The 48-year-old father and husband was stabbed to death by Khalid Masood as he carried out his duties on the cobbled forecourt of the Palace of Westminster.
Pc Palmer’s funeral cortege, including his hearse topped with a floral tribute reading No 1 Daddy, left the palace, where his coffin laid in rest overnight, through the Carriage Gates he died defending.
His coffin travelled slowly and amid silence along 2.6 miles of the capital’s usually bustling streets, avoiding the scene of last month’s atrocity on Westminster Bridge on its journey to Southwark Cathedral, in central London.
Around 50 members of Pc Palmer’s family including his wife, child, mother and father, brother and sisters attended the cathedral service, led by the Dean of Southwark the Very Reverend Andrew Nunn and followed by a private cremation.
Home Secretary Amber Rudd, Mayor of London Sadiq Khan and the manager and captain of Pc Palmer’s beloved Charlton Athletic football club, Karl Robinson and Johnnie Jackson, were present.
Met Commissioner Cressida Dick, the first female head of Scotland Yard in its 188-year history, also attended the full force funeral in her first public engagement in her new role.
She read the WH Auden poem Funeral Blues, which begins “Stop all the clocks, cut off the telephone”, and asks for “the traffic police men to wear black cotton gloves” in mourning of a loved one.
Ms Dick told Sky News: “It was a chosen by the family - it was a poem they wanted to have read and for me it was an enormous privilege to be asked to read it. It’s a very powerful poem.”
The Met said more than 5,000 officers from the force and across the country were expected to gather in central London for the service and to line the route, which saw dozens of roads closed to traffic for hours.
Thousands more officers and staff at police stations across the country marked two minutes’ silence at 2pm.
Ms Dick praised the turnout from police and members of the public, who had lined the barriers along the route even hours before the funeral began.
“I think the events at Westminster have appalled the whole nation, that’s quite clear,” Ms Dick said.
“Since then I know, Met colleagues and colleagues from all around the country have been literally overwhelmed by the strength of feeling from members of the public.”
Columns of officers in dress uniform, many with service medals pinned to their jackets and wearing white gloves, lined up near the cathedral as on-duty colleagues involved in the large security operation stood guard.
A burst of sunshine broke through the clouds as Pc Palmer’s funeral procession wound its course up the packed Borough High Street.

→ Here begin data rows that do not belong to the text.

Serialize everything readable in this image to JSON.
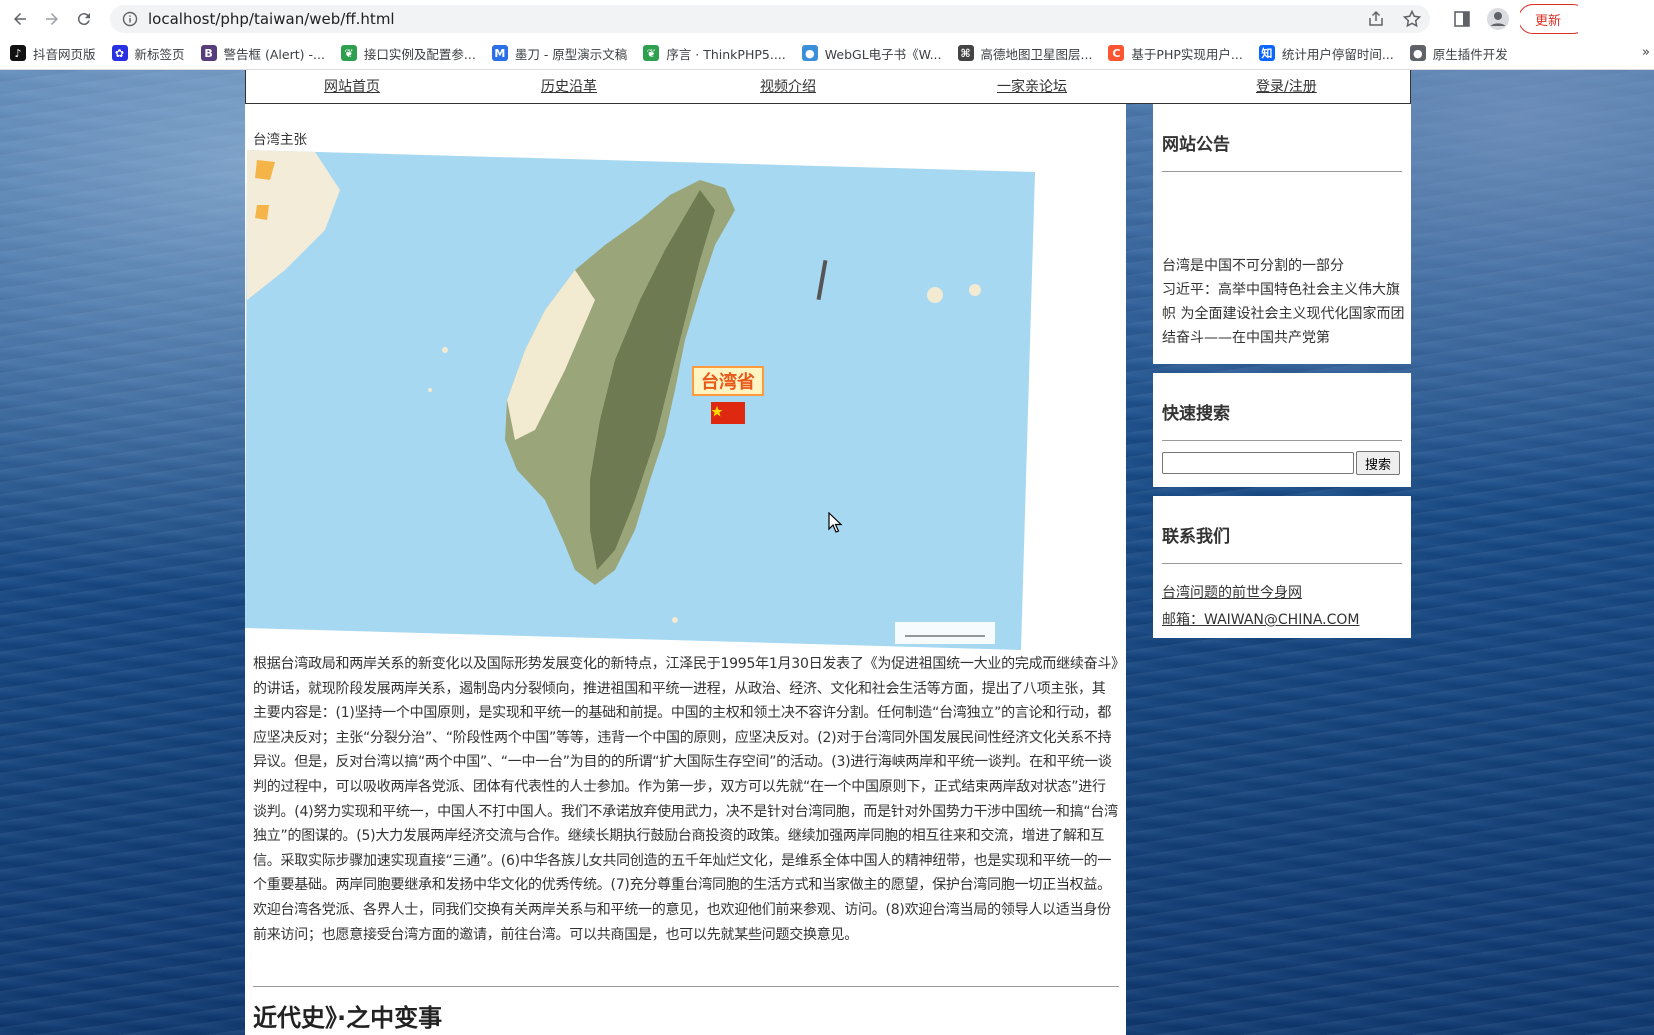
{
  "browser": {
    "url": "localhost/php/taiwan/web/ff.html",
    "update_label": "更新",
    "bookmarks": [
      {
        "label": "抖音网页版",
        "icon": "tiktok-icon",
        "color": "#111111"
      },
      {
        "label": "新标签页",
        "icon": "baidu-paw-icon",
        "color": "#2932e1"
      },
      {
        "label": "警告框 (Alert) -...",
        "icon": "bootstrap-icon",
        "color": "#563d7c"
      },
      {
        "label": "接口实例及配置参...",
        "icon": "leaf-icon",
        "color": "#2e9e4f"
      },
      {
        "label": "墨刀 - 原型演示文稿",
        "icon": "modao-icon",
        "color": "#2a6ee8"
      },
      {
        "label": "序言 · ThinkPHP5....",
        "icon": "leaf-icon",
        "color": "#2e9e4f"
      },
      {
        "label": "WebGL电子书《W...",
        "icon": "globe-icon",
        "color": "#3a8fd8"
      },
      {
        "label": "高德地图卫星图层...",
        "icon": "amap-icon",
        "color": "#444444"
      },
      {
        "label": "基于PHP实现用户...",
        "icon": "csdn-icon",
        "color": "#fc5531"
      },
      {
        "label": "统计用户停留时间...",
        "icon": "zhihu-icon",
        "color": "#0a66ff"
      },
      {
        "label": "原生插件开发",
        "icon": "globe-icon",
        "color": "#5f6368"
      }
    ],
    "more_label": "»"
  },
  "nav": {
    "items": [
      "网站首页",
      "历史沿革",
      "视频介绍",
      "一家亲论坛",
      "登录/注册"
    ]
  },
  "main": {
    "section_title": "台湾主张",
    "map": {
      "province_label": "台湾省"
    },
    "article_text": "根据台湾政局和两岸关系的新变化以及国际形势发展变化的新特点，江泽民于1995年1月30日发表了《为促进祖国统一大业的完成而继续奋斗》的讲话，就现阶段发展两岸关系，遏制岛内分裂倾向，推进祖国和平统一进程，从政治、经济、文化和社会生活等方面，提出了八项主张，其主要内容是：(1)坚持一个中国原则，是实现和平统一的基础和前提。中国的主权和领土决不容许分割。任何制造“台湾独立”的言论和行动，都应坚决反对；主张“分裂分治”、“阶段性两个中国”等等，违背一个中国的原则，应坚决反对。(2)对于台湾同外国发展民间性经济文化关系不持异议。但是，反对台湾以搞“两个中国”、“一中一台”为目的的所谓“扩大国际生存空间”的活动。(3)进行海峡两岸和平统一谈判。在和平统一谈判的过程中，可以吸收两岸各党派、团体有代表性的人士参加。作为第一步，双方可以先就“在一个中国原则下，正式结束两岸敌对状态”进行谈判。(4)努力实现和平统一，中国人不打中国人。我们不承诺放弃使用武力，决不是针对台湾同胞，而是针对外国势力干涉中国统一和搞“台湾独立”的图谋的。(5)大力发展两岸经济交流与合作。继续长期执行鼓励台商投资的政策。继续加强两岸同胞的相互往来和交流，增进了解和互信。采取实际步骤加速实现直接“三通”。(6)中华各族儿女共同创造的五千年灿烂文化，是维系全体中国人的精神纽带，也是实现和平统一的一个重要基础。两岸同胞要继承和发扬中华文化的优秀传统。(7)充分尊重台湾同胞的生活方式和当家做主的愿望，保护台湾同胞一切正当权益。欢迎台湾各党派、各界人士，同我们交换有关两岸关系与和平统一的意见，也欢迎他们前来参观、访问。(8)欢迎台湾当局的领导人以适当身份前来访问；也愿意接受台湾方面的邀请，前往台湾。可以共商国是，也可以先就某些问题交换意见。",
    "next_heading": "近代史》·之中变事"
  },
  "sidebar": {
    "notice": {
      "title": "网站公告",
      "items": [
        "台湾是中国不可分割的一部分",
        "习近平：高举中国特色社会主义伟大旗帜 为全面建设社会主义现代化国家而团结奋斗——在中国共产党第"
      ]
    },
    "search": {
      "title": "快速搜索",
      "value": "",
      "button_label": "搜索"
    },
    "contact": {
      "title": "联系我们",
      "links": [
        "台湾问题的前世今身网",
        "邮箱：WAIWAN@CHINA.COM"
      ]
    }
  }
}
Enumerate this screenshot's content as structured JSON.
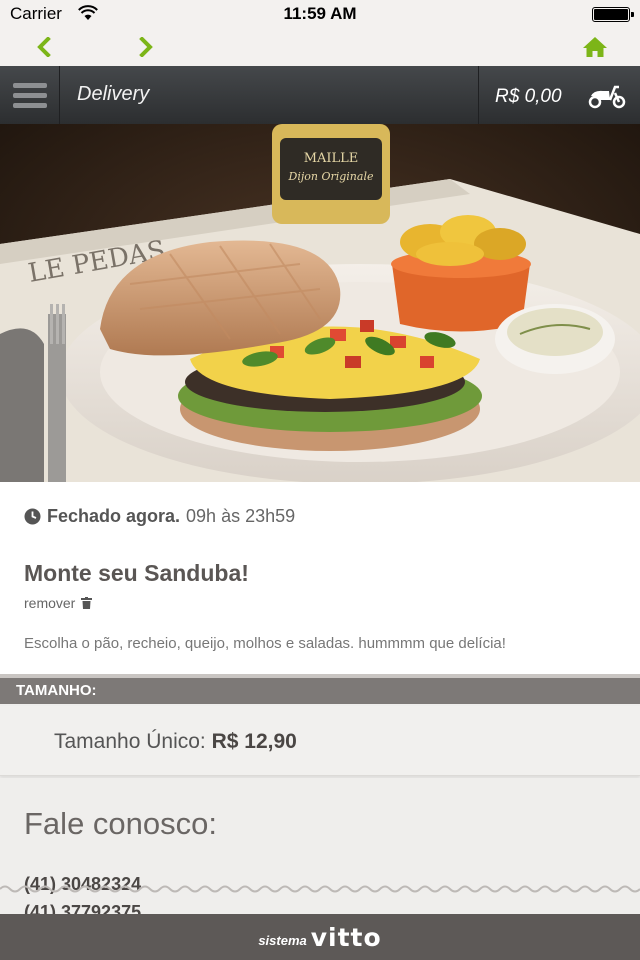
{
  "status_bar": {
    "carrier": "Carrier",
    "time": "11:59 AM",
    "battery": "full"
  },
  "nav": {
    "back_icon": "chevron-left-icon",
    "forward_icon": "chevron-right-icon",
    "home_icon": "home-icon",
    "accent_color": "#7cb518"
  },
  "header": {
    "title": "Delivery",
    "cart_total": "R$ 0,00",
    "cart_icon": "scooter-icon"
  },
  "product": {
    "hours_status": "Fechado agora.",
    "hours_range": "09h às 23h59",
    "title": "Monte seu Sanduba!",
    "remove_label": "remover",
    "description": "Escolha o pão, recheio, queijo, molhos e saladas. hummmm que delícia!"
  },
  "sizes": {
    "header": "TAMANHO:",
    "options": [
      {
        "label": "Tamanho Único:",
        "price": "R$ 12,90"
      }
    ]
  },
  "contact": {
    "title": "Fale conosco:",
    "phones": [
      "(41) 30482324",
      "(41) 37792375"
    ]
  },
  "footer": {
    "prefix": "sistema",
    "brand": "vitto"
  }
}
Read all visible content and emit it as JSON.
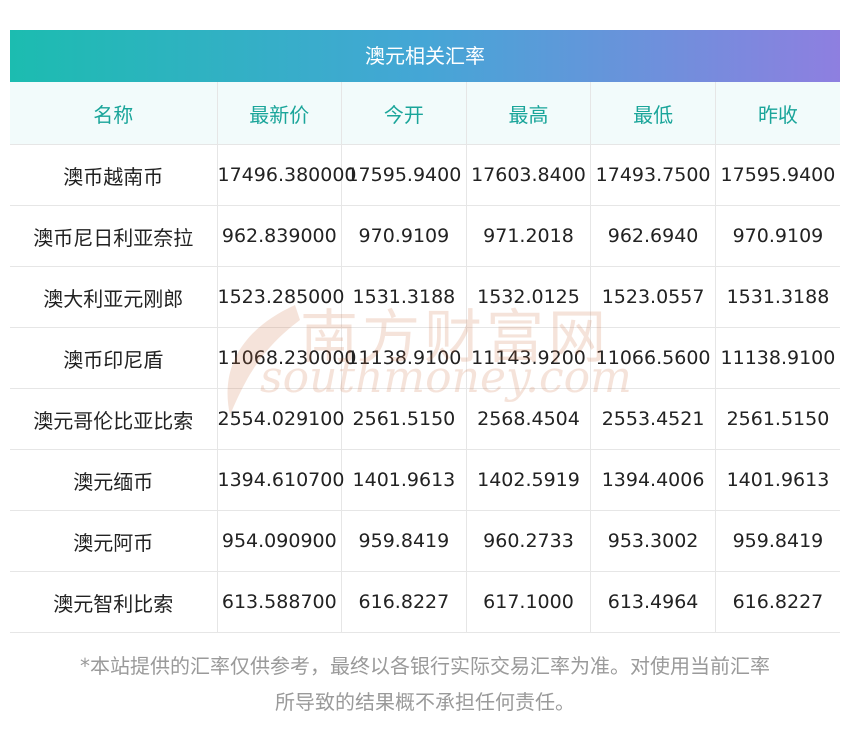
{
  "table": {
    "title": "澳元相关汇率",
    "headers": [
      "名称",
      "最新价",
      "今开",
      "最高",
      "最低",
      "昨收"
    ],
    "rows": [
      [
        "澳币越南币",
        "17496.380000",
        "17595.9400",
        "17603.8400",
        "17493.7500",
        "17595.9400"
      ],
      [
        "澳币尼日利亚奈拉",
        "962.839000",
        "970.9109",
        "971.2018",
        "962.6940",
        "970.9109"
      ],
      [
        "澳大利亚元刚郎",
        "1523.285000",
        "1531.3188",
        "1532.0125",
        "1523.0557",
        "1531.3188"
      ],
      [
        "澳币印尼盾",
        "11068.230000",
        "11138.9100",
        "11143.9200",
        "11066.5600",
        "11138.9100"
      ],
      [
        "澳元哥伦比亚比索",
        "2554.029100",
        "2561.5150",
        "2568.4504",
        "2553.4521",
        "2561.5150"
      ],
      [
        "澳元缅币",
        "1394.610700",
        "1401.9613",
        "1402.5919",
        "1394.4006",
        "1401.9613"
      ],
      [
        "澳元阿币",
        "954.090900",
        "959.8419",
        "960.2733",
        "953.3002",
        "959.8419"
      ],
      [
        "澳元智利比索",
        "613.588700",
        "616.8227",
        "617.1000",
        "613.4964",
        "616.8227"
      ]
    ]
  },
  "watermark": {
    "cn": "南方财富网",
    "en": "southmoney.com"
  },
  "footnote": {
    "line1": "*本站提供的汇率仅供参考，最终以各银行实际交易汇率为准。对使用当前汇率",
    "line2": "所导致的结果概不承担任何责任。"
  },
  "colors": {
    "header_gradient": [
      "#1cbcb0",
      "#45a6d6",
      "#8e7fe0"
    ],
    "header_text": "#1aa59a",
    "watermark": "#cc6a3a"
  }
}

A hushed silence interrupted the swell of by-standers lining the procession’s route as it passed, while tourists and locals leant over barricades on one of London’s busiest arteries between the City of London and Southwark.
The hearse passed to the sound of organ music from the nearby cathedral, broadcast to the street over a PA system hanging from a lamppost.
Some members of the public and police shed tears as the procession went past, while members of Pc Palmer’s family and friends followed the hearse in solemn black cars at the rear.
The procession was led by the Metropolitan Police Colour Party and a Black Escort of mounted officers before the coffin was carried into the cathedral by colleagues and friends of Pc Palmer.
Two National Police Air Service helicopters also performed a flypast and aerial salute.
Screens and PA systems were erected for members of the public outside to watch and listen to the service, while inside the Met’s senior chaplain, the Reverend Prebendary Jonathan Osborne, led prayers and Chief Inspector Neil Sawyer, who worked with Pc Palmer in Bromley and the Territorial Support Group, paid tribute.
Hymns including I Heard The Voice Of Jesus Say were followed by a rendition of The Last Post by a bugler from the Honourable Artillery Company.
Officers bowed their heads as the Last Post sounded from the cathedral shortly after a recital of The Lord’s Prayer.
The crowds swelled as passers-by stopped to join those already listening to the service from the PA systems surrounding the cathedral.
A few moments’ silence then followed a rendition of God Save The Queen, as on-duty officers, medical staff and members of the public stood still in respect for Pc Palmer.
At the end of the service, his coffin was again placed inside the hearse, which also had floral tributes reading “husband”, “uncle”, “Keith” and “son”, and driven away to a private ceremony for family and friends.